Friday, 15 July 2011

Ecological Intelligence: Do Humans Have What it Takes to Survive? by Daniel Goleman

Excerpt from Daniel Goleman's book Ecological Intelligence :

Tibetans, of course, are not unique in their remarkable ability to find simple solutions to the daunting challenge of surviving, even thriving, in the most dire of environmental surrounds. From the Arctic Circle to the Sahara Desert, native peoples everywhere have survived only by understanding and exquisitely attuning themselves to the natural systems that surround them and designing ways of living that best interact with those systems. The tiny hamlet of Sher depends on three forces for its survival: sunlight, rainwater, and the wisdom to use nature's resources well.

Modern life diminishes such skills and wisdom; at the beginning of the twenty-first century, society has lost touch with what may be the singular sensibility crucial to our survival as a species. The routines of our daily lives go on completely disconnected from their adverse impacts on the world around us; our collective mind harbors blind spots that disconnect our everyday activities from the crises those same activities create in natural systems. Yet at the same time the global reach of industry and commerce means that the impacts of how we live extend to the far corners of the planet. Our species threatens to consume and befoul the natural world at a rate that far exceeds our planet's carrying capacity.

I think of the brand of wisdom that has kept that tiny Himalayan village alive for these centuries as "ecological intelligence," our ability to adapt to our ecological niche. Ecological refers to an understanding of organisms and their ecosystems, and intelligence connotes the capacity to learn from experience and deal effectively with our environment.
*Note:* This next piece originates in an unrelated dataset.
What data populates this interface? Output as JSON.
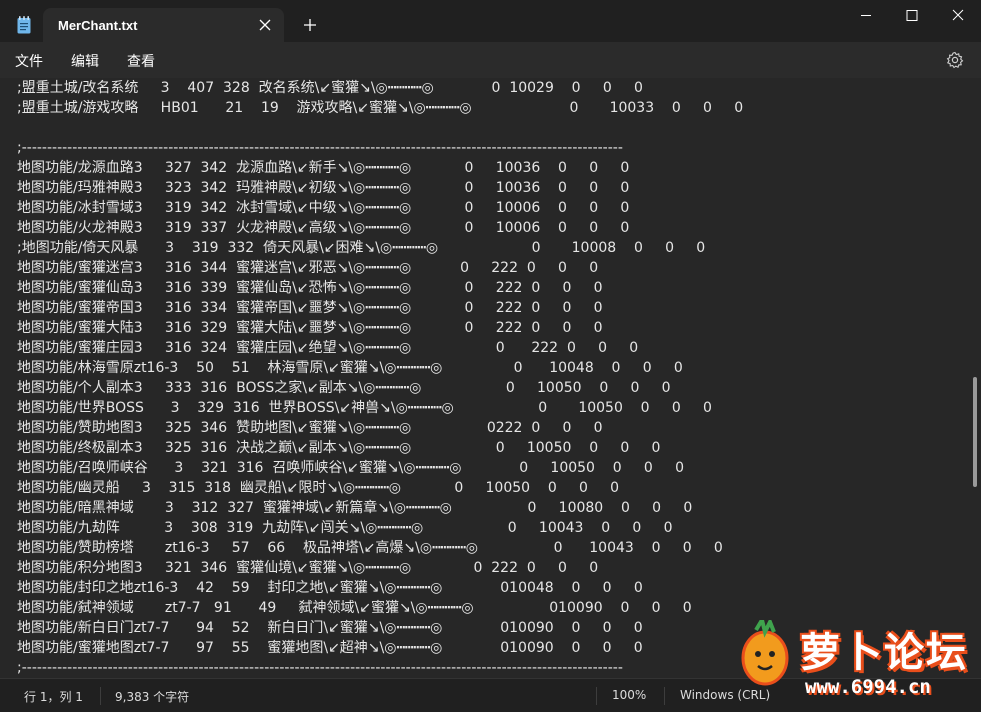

Ecological intelligence lets us apply what we learn about how human activity impinges on ecosystems so as to do less harm and once again to live sustainably in our niche -- these days the entire planet.

Further information about Daniel Goleman